    Cool Mom
    Assistant to Stanley & Katrina

  2. Thank you! I agree that quote is for all of us however old or young we are. Each step with our kids is releasing them a little more to a more independent stage. It's our gift to them, but it's hard to let go.
    Good luck for middle school. We're right in the middle of that too with our third!

  3. Gilly, shalom!

    I so love Snoopy!................

    Another great piece of writing, lovely coz. and so true. I wrote a long reply on FB to you re. your latest Brainstorm.....then "lost it in cyberspace heaven (or hell!".

    I agree with everything you say in this Brainstorm. I think what I should like to emphasize, especially, is the importance of communication. Whether it be between life partners; father & daughter; mother & son. sister & brother, I feel, very strongly, if there is communication, there are always possibilities: without communication, there cannot be a good relationship.

    After my attempt at philosophy, I want to wish Jonny; you; your lovely boys and lovely mama, a Healthy; Happy & Peaceful coming year - with everything you could wish for yourselves.

    With love & admiration -

    1. Yes -you are right communication is at the core of successful relationships and keeping those channels open with our kids and teens is the most important thing we can do - otherwise any messages we want them to hear will fall on deaf ears.
      Thank you as always for your support of my writing.
      Love to you too

  4. I always enjoy reading your blogs! I had to print this out, it was so great!! Thank you!!

  5. Absolutely loved this post, Gilly! I can't imagine when my own babies go off to college but you've captured the transition, trust and love so beautifully here!

    It was interesting for me to read about your younger son too. I went to college when my youngest brother was five years old. I've always had an amazing relationship with him yet I did not live with him full time for most of his life. I only saw the world from my life at college but never what the absence must have been like for the three siblings at home.

    Beautiful post!

    1. Thank you Alli!
      I think it is often more difficult for those left behind. There is a void to fill. For the person embarking on a new adventure, they are not expecting their family to be with them. They may miss them but do not expect them to be in their new life, on a daily basis.
      All news from college sounds good so far!

  6. Gilly,
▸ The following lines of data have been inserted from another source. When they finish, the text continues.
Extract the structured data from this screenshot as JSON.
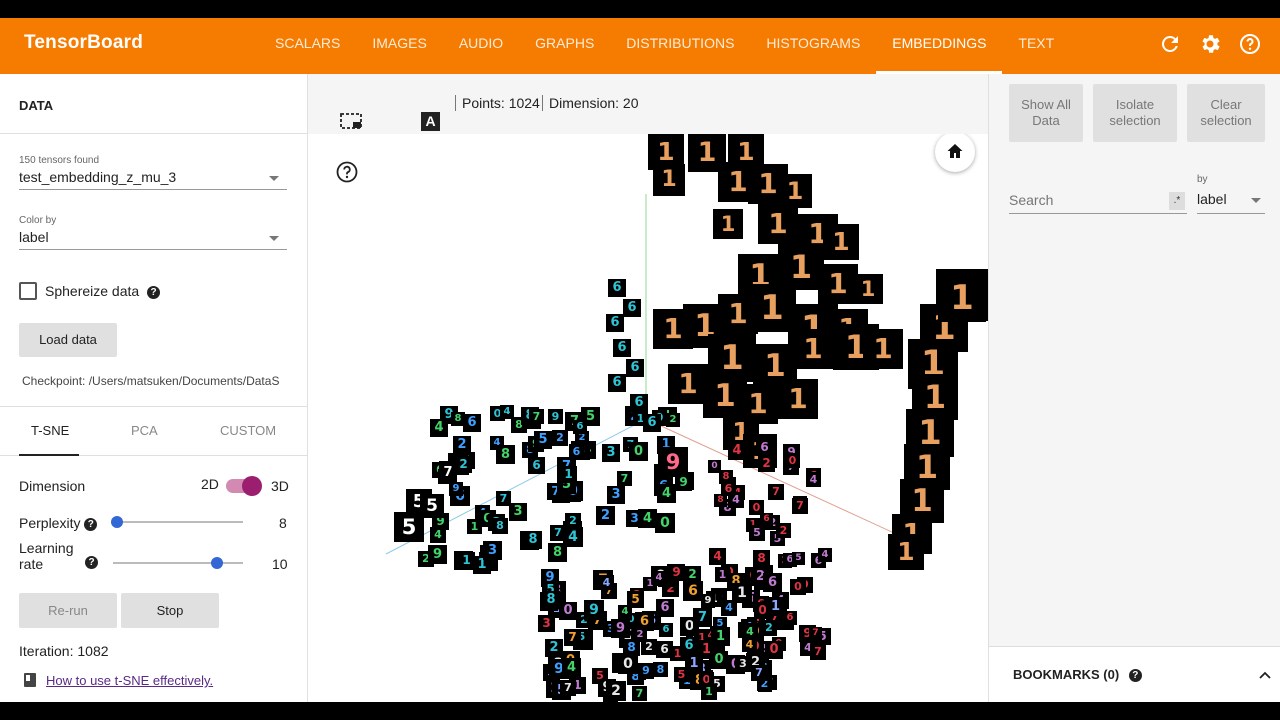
{
  "header": {
    "brand": "TensorBoard",
    "tabs": [
      "SCALARS",
      "IMAGES",
      "AUDIO",
      "GRAPHS",
      "DISTRIBUTIONS",
      "HISTOGRAMS",
      "EMBEDDINGS",
      "TEXT"
    ],
    "active_tab": "EMBEDDINGS",
    "icons": [
      "refresh-icon",
      "settings-icon",
      "help-icon"
    ],
    "accent": "#f57c00"
  },
  "data_panel": {
    "title": "DATA",
    "tensors_found": "150 tensors found",
    "tensor": "test_embedding_z_mu_3",
    "color_by_label": "Color by",
    "color_by": "label",
    "sphereize_label": "Sphereize data",
    "sphereize_checked": false,
    "load_button": "Load data",
    "checkpoint": "Checkpoint:  /Users/matsuken/Documents/DataS"
  },
  "projection": {
    "tabs": [
      "T-SNE",
      "PCA",
      "CUSTOM"
    ],
    "active": "T-SNE",
    "dimension_label": "Dimension",
    "dim_2d": "2D",
    "dim_3d": "3D",
    "dimension_value": "3D",
    "perplexity_label": "Perplexity",
    "perplexity_value": "8",
    "learning_rate_label": "Learning rate",
    "learning_rate_value": "10",
    "rerun_button": "Re-run",
    "stop_button": "Stop",
    "iteration": "Iteration: 1082",
    "howto_link": "How to use t-SNE effectively."
  },
  "toolbar": {
    "points": "Points: 1024",
    "dimension": "Dimension: 20",
    "icons": [
      "selection-box-icon",
      "night-mode-icon",
      "label-toggle-icon"
    ]
  },
  "canvas": {
    "icons": [
      "home-icon",
      "help-icon"
    ]
  },
  "inspector": {
    "show_all": "Show All Data",
    "isolate": "Isolate selection",
    "clear": "Clear selection",
    "search_placeholder": "Search",
    "regex_icon": ".*",
    "by_label": "by",
    "by_value": "label"
  },
  "bookmarks": {
    "title": "BOOKMARKS (0)"
  }
}
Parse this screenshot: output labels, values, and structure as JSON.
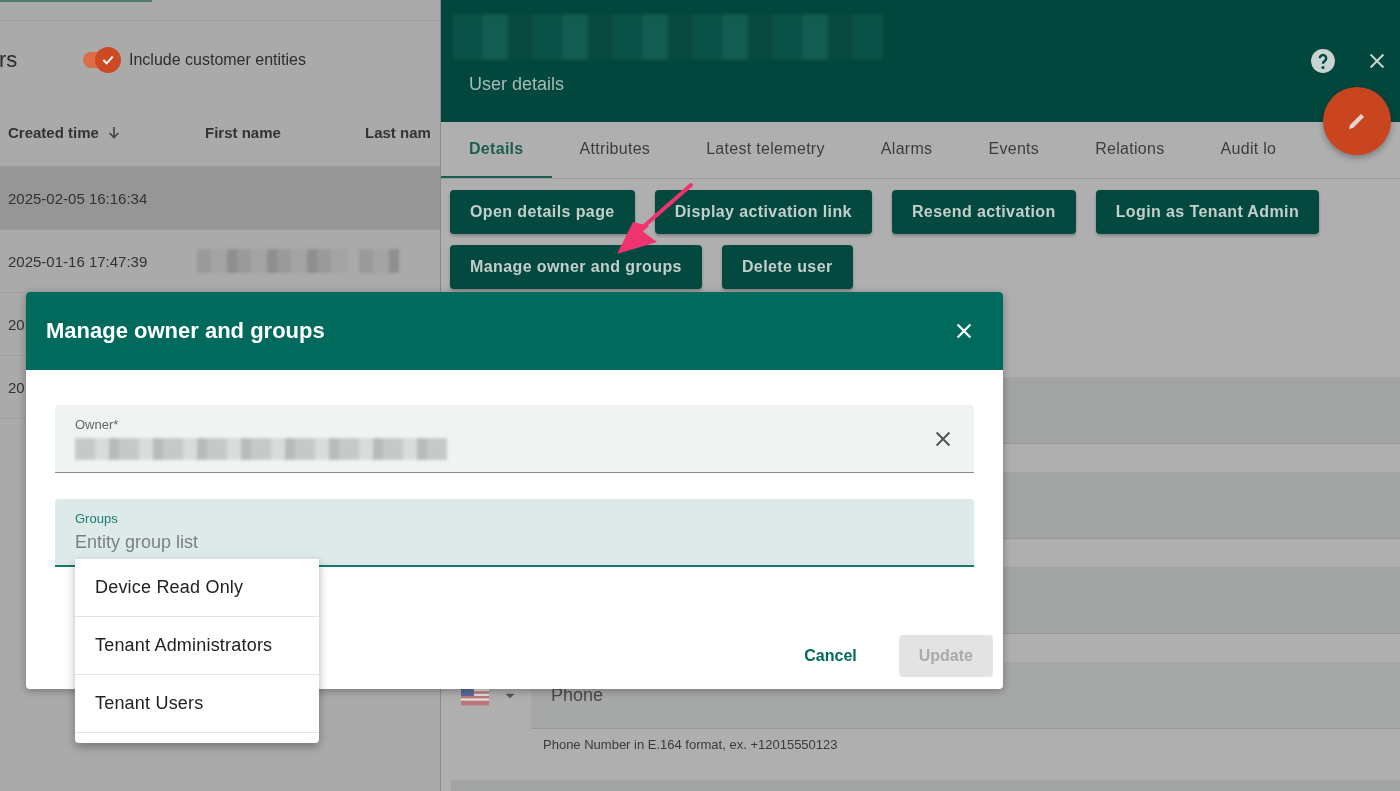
{
  "users_panel": {
    "title": "rs",
    "toggle": {
      "label": "Include customer entities",
      "on": true
    }
  },
  "table": {
    "columns": [
      {
        "label": "Created time",
        "sorted": true
      },
      {
        "label": "First name",
        "sorted": false
      },
      {
        "label": "Last nam",
        "sorted": false
      }
    ],
    "rows": [
      {
        "created": "2025-02-05 16:16:34",
        "selected": true,
        "redacted": false
      },
      {
        "created": "2025-01-16 17:47:39",
        "selected": false,
        "redacted": true
      },
      {
        "created": "20"
      },
      {
        "created": "20"
      }
    ]
  },
  "drawer": {
    "subtitle": "User details",
    "tabs": [
      {
        "label": "Details",
        "selected": true
      },
      {
        "label": "Attributes",
        "selected": false
      },
      {
        "label": "Latest telemetry",
        "selected": false
      },
      {
        "label": "Alarms",
        "selected": false
      },
      {
        "label": "Events",
        "selected": false
      },
      {
        "label": "Relations",
        "selected": false
      },
      {
        "label": "Audit lo",
        "selected": false
      }
    ],
    "actions": [
      [
        "Open details page",
        "Display activation link",
        "Resend activation",
        "Login as Tenant Admin"
      ],
      [
        "Manage owner and groups",
        "Delete user"
      ]
    ],
    "fields": [
      {
        "kind": "blank"
      },
      {
        "kind": "blank"
      },
      {
        "kind": "blank"
      },
      {
        "kind": "phone",
        "placeholder": "Phone",
        "hint": "Phone Number in E.164 format, ex. +12015550123"
      },
      {
        "kind": "blank"
      }
    ]
  },
  "dialog": {
    "title": "Manage owner and groups",
    "owner": {
      "label": "Owner*"
    },
    "groups": {
      "label": "Groups",
      "placeholder": "Entity group list",
      "focused": true
    },
    "menu": [
      "Device Read Only",
      "Tenant Administrators",
      "Tenant Users"
    ],
    "buttons": [
      {
        "label": "Cancel",
        "disabled": false
      },
      {
        "label": "Update",
        "disabled": true
      }
    ]
  }
}
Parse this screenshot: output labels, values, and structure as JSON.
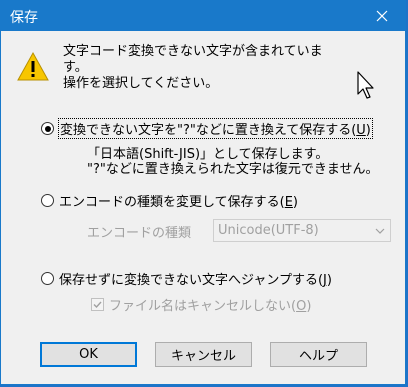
{
  "window": {
    "title": "保存"
  },
  "message": {
    "line1": "文字コード変換できない文字が含まれていま",
    "line2": "す。",
    "line3": "操作を選択してください。"
  },
  "options": {
    "replace": {
      "label": "変換できない文字を\"?\"などに置き換えて保存する(",
      "key": "U",
      "suffix": ")",
      "checked": true
    },
    "replace_note": {
      "line1": "「日本語(Shift-JIS)」として保存します。",
      "line2": "\"?\"などに置き換えられた文字は復元できません。"
    },
    "change_encoding": {
      "label": "エンコードの種類を変更して保存する(",
      "key": "E",
      "suffix": ")",
      "checked": false
    },
    "encoding": {
      "label": "エンコードの種類",
      "selected": "Unicode(UTF-8)"
    },
    "jump": {
      "label": "保存せずに変換できない文字へジャンプする(",
      "key": "J",
      "suffix": ")",
      "checked": false
    },
    "no_cancel": {
      "label": "ファイル名はキャンセルしない(",
      "key": "O",
      "suffix": ")",
      "checked": true
    }
  },
  "buttons": {
    "ok": "OK",
    "cancel": "キャンセル",
    "help": "ヘルプ"
  },
  "icons": {
    "warning": "warning-icon",
    "close": "close-icon",
    "cursor": "mouse-cursor-icon"
  },
  "colors": {
    "titlebar": "#1979ca",
    "accent": "#0078d7"
  }
}
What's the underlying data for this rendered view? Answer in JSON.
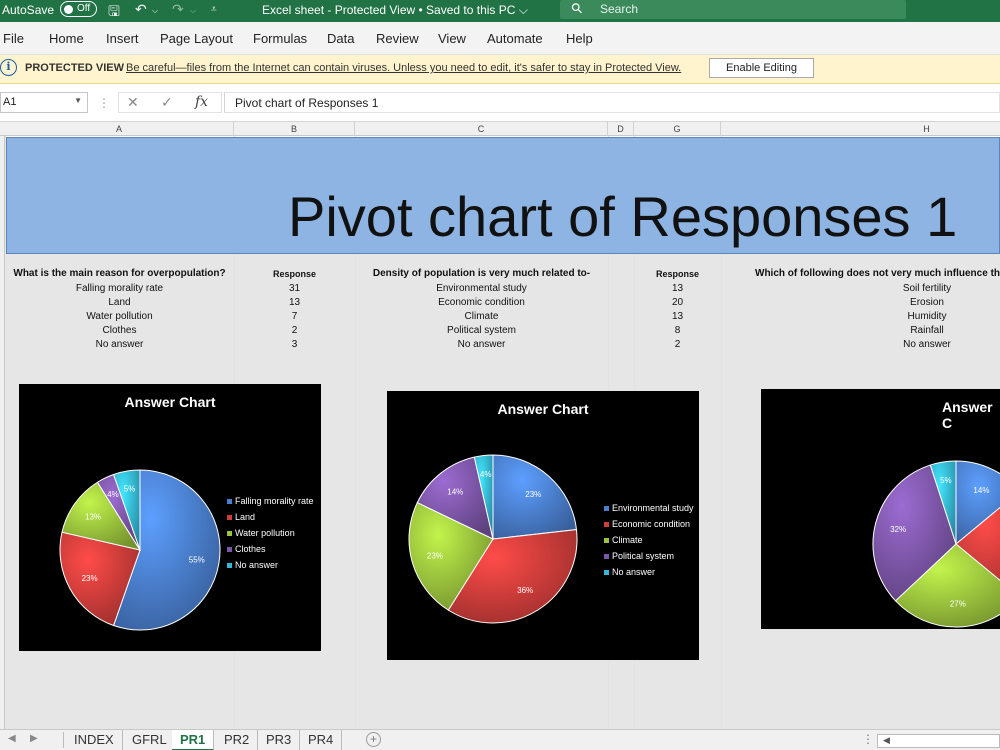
{
  "titlebar": {
    "autosave_label": "AutoSave",
    "autosave_state": "Off",
    "doc_title": "Excel sheet  -  Protected View • Saved to this PC ⌵",
    "search_placeholder": "Search"
  },
  "menu": [
    "File",
    "Home",
    "Insert",
    "Page Layout",
    "Formulas",
    "Data",
    "Review",
    "View",
    "Automate",
    "Help"
  ],
  "protected_view": {
    "label": "PROTECTED VIEW",
    "message": "Be careful—files from the Internet can contain viruses. Unless you need to edit, it's safer to stay in Protected View.",
    "button": "Enable Editing"
  },
  "formula_bar": {
    "name_box": "A1",
    "formula": "Pivot chart of Responses 1"
  },
  "columns": [
    "A",
    "B",
    "C",
    "D",
    "G",
    "H"
  ],
  "banner_title": "Pivot chart of Responses 1",
  "table1": {
    "question": "What is the main reason for overpopulation?",
    "response_header": "Response",
    "rows": [
      {
        "answer": "Falling morality rate",
        "response": "31"
      },
      {
        "answer": "Land",
        "response": "13"
      },
      {
        "answer": "Water pollution",
        "response": "7"
      },
      {
        "answer": "Clothes",
        "response": "2"
      },
      {
        "answer": "No answer",
        "response": "3"
      }
    ]
  },
  "table2": {
    "question": "Density of population is very much related to-",
    "response_header": "Response",
    "rows": [
      {
        "answer": "Environmental study",
        "response": "13"
      },
      {
        "answer": "Economic condition",
        "response": "20"
      },
      {
        "answer": "Climate",
        "response": "13"
      },
      {
        "answer": "Political system",
        "response": "8"
      },
      {
        "answer": "No answer",
        "response": "2"
      }
    ]
  },
  "table3": {
    "question": "Which of following does not very much influence the d",
    "rows": [
      {
        "answer": "Soil fertility"
      },
      {
        "answer": "Erosion"
      },
      {
        "answer": "Humidity"
      },
      {
        "answer": "Rainfall"
      },
      {
        "answer": "No answer"
      }
    ]
  },
  "colors": {
    "excel_green": "#217346",
    "banner_blue": "#8db4e2",
    "slice_blue": "#4a7fcf",
    "slice_red": "#cf3d3a",
    "slice_green": "#9bc33d",
    "slice_purple": "#7d56a8",
    "slice_cyan": "#35b8d8"
  },
  "chart_data": [
    {
      "type": "pie",
      "title": "Answer Chart",
      "categories": [
        "Falling morality rate",
        "Land",
        "Water pollution",
        "Clothes",
        "No answer"
      ],
      "values": [
        31,
        13,
        7,
        2,
        3
      ],
      "data_labels": [
        "55%",
        "23%",
        "13%",
        "4%",
        "5%"
      ],
      "legend": "right"
    },
    {
      "type": "pie",
      "title": "Answer Chart",
      "categories": [
        "Environmental study",
        "Economic condition",
        "Climate",
        "Political system",
        "No answer"
      ],
      "values": [
        13,
        20,
        13,
        8,
        2
      ],
      "data_labels": [
        "23%",
        "36%",
        "23%",
        "14%",
        "4%"
      ],
      "legend": "right"
    },
    {
      "type": "pie",
      "title": "Answer C",
      "categories": [
        "Soil fertility",
        "Erosion",
        "Humidity",
        "Rainfall",
        "No answer"
      ],
      "values": [
        14,
        22,
        27,
        32,
        5
      ],
      "data_labels": [
        "14%",
        "",
        "27%",
        "32%",
        "5%"
      ],
      "legend": "right"
    }
  ],
  "sheet_tabs": {
    "tabs": [
      "INDEX",
      "GFRL",
      "PR1",
      "PR2",
      "PR3",
      "PR4"
    ],
    "active": "PR1"
  }
}
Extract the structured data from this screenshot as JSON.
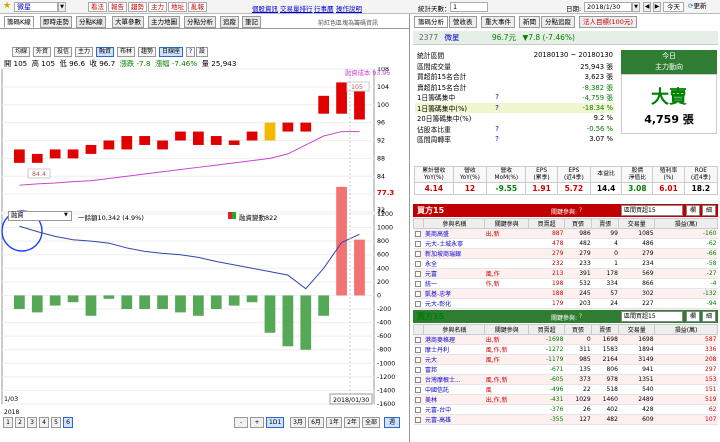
{
  "topbar": {
    "star_icon": "★",
    "stock_name": "微星",
    "buttons": [
      "看法",
      "報告",
      "趨勢",
      "主力",
      "地址",
      "亂報"
    ],
    "links": [
      "個股資訊",
      "交易量排行",
      "行事曆",
      "操作說明"
    ],
    "stat_days_label": "統計天數：",
    "stat_days_value": "1",
    "date_label": "日期:",
    "date_value": "2018/1/30",
    "today_btn": "今天",
    "refresh_btn": "更新"
  },
  "left": {
    "tabs": [
      "籌碼K線",
      "即時走勢",
      "分點K線",
      "大單參數",
      "主力地圖",
      "分點分析",
      "追蹤",
      "筆記"
    ],
    "right_note": "前紅色區塊為籌碼資訊",
    "subbtns": [
      "均線",
      "外資",
      "投信",
      "主力",
      "融資",
      "布林",
      "趨勢",
      "日線座",
      "?",
      "設"
    ],
    "active_subbtns": [
      "融資",
      "日線座"
    ],
    "ohlc": {
      "open_label": "開",
      "open": "105",
      "high_label": "高",
      "high": "105",
      "low_label": "低",
      "low": "96.6",
      "close_label": "收",
      "close": "96.7",
      "change_label": "漲跌",
      "change": "-7.8",
      "pct_label": "漲幅",
      "pct": "-7.46%",
      "vol_label": "量",
      "vol": "25,943"
    },
    "cost_label": "融資成本 93.96",
    "price_axis": [
      "108",
      "104",
      "100",
      "96",
      "92",
      "88",
      "84",
      "80",
      "76"
    ],
    "last_price": "77.3",
    "price_tag_top": "105",
    "price_tag_low": "84.4",
    "indicator_select": "融資",
    "indicator_info": "一餘額10,342 (4.9%)",
    "indicator_legend": "融資變動822",
    "vol_axis": [
      "1200",
      "1000",
      "800",
      "600",
      "400",
      "200",
      "0",
      "-200",
      "-400",
      "-600",
      "-800",
      "-1000",
      "-1200",
      "-1400",
      "-1600"
    ],
    "vol_axis_top": "72",
    "date_start": "1/03",
    "year_start": "2018",
    "date_end": "2018/01/30",
    "pages": [
      "1",
      "2",
      "3",
      "4",
      "5",
      "6"
    ],
    "range_btns": [
      "3月",
      "6月",
      "1年",
      "2年",
      "全部",
      "週"
    ],
    "nav_btns": [
      "-",
      "+",
      "1D1"
    ]
  },
  "right": {
    "tabs": [
      "籌碼分析",
      "營收表",
      "重大事件",
      "新聞",
      "分點追蹤",
      "法人目標(100元)"
    ],
    "stock_code": "2377",
    "stock_name": "微星",
    "price": "96.7元",
    "change": "▼7.8 (-7.46%)",
    "stats": [
      {
        "label": "統計區間",
        "value": "20180130 ~ 20180130"
      },
      {
        "label": "區間成交量",
        "value": "25,943 張"
      },
      {
        "label": "買超前15名合計",
        "value": "3,623 張"
      },
      {
        "label": "賣超前15名合計",
        "value": "-8,382 張"
      },
      {
        "label": "1日籌碼集中",
        "q": "?",
        "value": "-4,759 張"
      },
      {
        "label": "1日籌碼集中(%)",
        "q": "?",
        "value": "-18.34 %"
      },
      {
        "label": "20日籌碼集中(%)",
        "value": "9.2 %"
      },
      {
        "label": "佔股本比重",
        "q": "?",
        "value": "-0.56 %"
      },
      {
        "label": "區間周轉率",
        "q": "?",
        "value": "3.07 %"
      }
    ],
    "today_title": "今日",
    "today_sub": "主力動向",
    "big_signal": "大賣",
    "big_qty": "4,759 張",
    "kpi_headers": [
      "累計營收\nYoY(%)",
      "營收\nYoY(%)",
      "營收\nMoM(%)",
      "EPS\n(累季)",
      "EPS\n(近4季)",
      "本益比",
      "股價\n淨值比",
      "殖利率\n(%)",
      "ROE\n(近4季)"
    ],
    "kpi_values": [
      "4.14",
      "12",
      "-9.55",
      "1.91",
      "5.72",
      "14.4",
      "3.08",
      "6.01",
      "18.2"
    ],
    "buy_title": "買方15",
    "sell_title": "賣方15",
    "filter_label": "關鍵參與:",
    "filter_select": "區間買超15",
    "filter_btn1": "欄",
    "filter_btn2": "細",
    "q": "?",
    "cols": [
      "參與名稱",
      "關鍵參與",
      "買賣超",
      "買張",
      "賣張",
      "交易量",
      "損益(萬)"
    ],
    "buy_rows": [
      [
        "美商高盛",
        "出,新",
        "887",
        "986",
        "99",
        "1085",
        "-160"
      ],
      [
        "元大-土城永寧",
        "",
        "478",
        "482",
        "4",
        "486",
        "-62"
      ],
      [
        "新加坡商瑞銀",
        "",
        "279",
        "279",
        "0",
        "279",
        "-66"
      ],
      [
        "永全",
        "",
        "232",
        "233",
        "1",
        "234",
        "-58"
      ],
      [
        "元富",
        "風,作",
        "213",
        "391",
        "178",
        "569",
        "-27"
      ],
      [
        "統一",
        "作,新",
        "198",
        "532",
        "334",
        "866",
        "-4"
      ],
      [
        "凱基-忠孝",
        "",
        "188",
        "245",
        "57",
        "302",
        "-132"
      ],
      [
        "元大-彰化",
        "",
        "179",
        "203",
        "24",
        "227",
        "-94"
      ],
      [
        "宏遠",
        "",
        "179",
        "449",
        "270",
        "719",
        "-78"
      ]
    ],
    "sell_rows": [
      [
        "港商麥格理",
        "出,新",
        "-1698",
        "0",
        "1698",
        "1698",
        "587"
      ],
      [
        "摩士丹利",
        "風,作,新",
        "-1272",
        "311",
        "1583",
        "1894",
        "336"
      ],
      [
        "元大",
        "風,作",
        "-1179",
        "985",
        "2164",
        "3149",
        "208"
      ],
      [
        "富邦",
        "",
        "-671",
        "135",
        "806",
        "941",
        "297"
      ],
      [
        "台灣摩根士...",
        "風,作,新",
        "-605",
        "373",
        "978",
        "1351",
        "153"
      ],
      [
        "中國信託",
        "風",
        "-496",
        "22",
        "518",
        "540",
        "151"
      ],
      [
        "美林",
        "出,作,新",
        "-431",
        "1029",
        "1460",
        "2489",
        "519"
      ],
      [
        "元富-台中",
        "",
        "-376",
        "26",
        "402",
        "428",
        "62"
      ],
      [
        "元富-高雄",
        "",
        "-355",
        "127",
        "482",
        "609",
        "107"
      ]
    ]
  },
  "chart_data": {
    "type": "bar",
    "title": "",
    "candles": [
      {
        "o": 87,
        "c": 90
      },
      {
        "o": 89,
        "c": 87
      },
      {
        "o": 88,
        "c": 90
      },
      {
        "o": 90,
        "c": 88
      },
      {
        "o": 91,
        "c": 89
      },
      {
        "o": 92,
        "c": 90
      },
      {
        "o": 93,
        "c": 90
      },
      {
        "o": 93,
        "c": 91
      },
      {
        "o": 92,
        "c": 90
      },
      {
        "o": 92,
        "c": 94
      },
      {
        "o": 94,
        "c": 91
      },
      {
        "o": 93,
        "c": 91
      },
      {
        "o": 92,
        "c": 91
      },
      {
        "o": 94,
        "c": 92
      },
      {
        "o": 96,
        "c": 92
      },
      {
        "o": 96,
        "c": 94
      },
      {
        "o": 96,
        "c": 94
      },
      {
        "o": 102,
        "c": 98
      },
      {
        "o": 105,
        "c": 98
      },
      {
        "o": 105,
        "c": 96.7
      }
    ],
    "cost_line": [
      82,
      82.3,
      82.5,
      82.8,
      83,
      83.5,
      84,
      84.5,
      85,
      85.5,
      86,
      86.5,
      87,
      87.5,
      88,
      89,
      91,
      93,
      94,
      94
    ],
    "price_ylim": [
      76,
      108
    ],
    "margin_change": [
      -200,
      -250,
      -150,
      -100,
      -300,
      -50,
      -200,
      -200,
      -200,
      -250,
      -300,
      -200,
      -150,
      -100,
      -550,
      -750,
      -800,
      -300,
      1600,
      822
    ],
    "balance_line": [
      1020,
      940,
      870,
      820,
      800,
      770,
      700,
      650,
      620,
      600,
      560,
      500,
      450,
      400,
      350,
      300,
      100,
      400,
      780,
      900
    ],
    "vol_ylim": [
      -1600,
      1200
    ]
  }
}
    Just as expected, your writing is beautiful. Thank you for sharing your stories, (not that I"m stalking you or anything lol) & thank you for raising a terrific son, whom my daughter thinks is pretty terrific, as well. Because of this, I have the privilege of now knowing you. All the Best, xo Barbara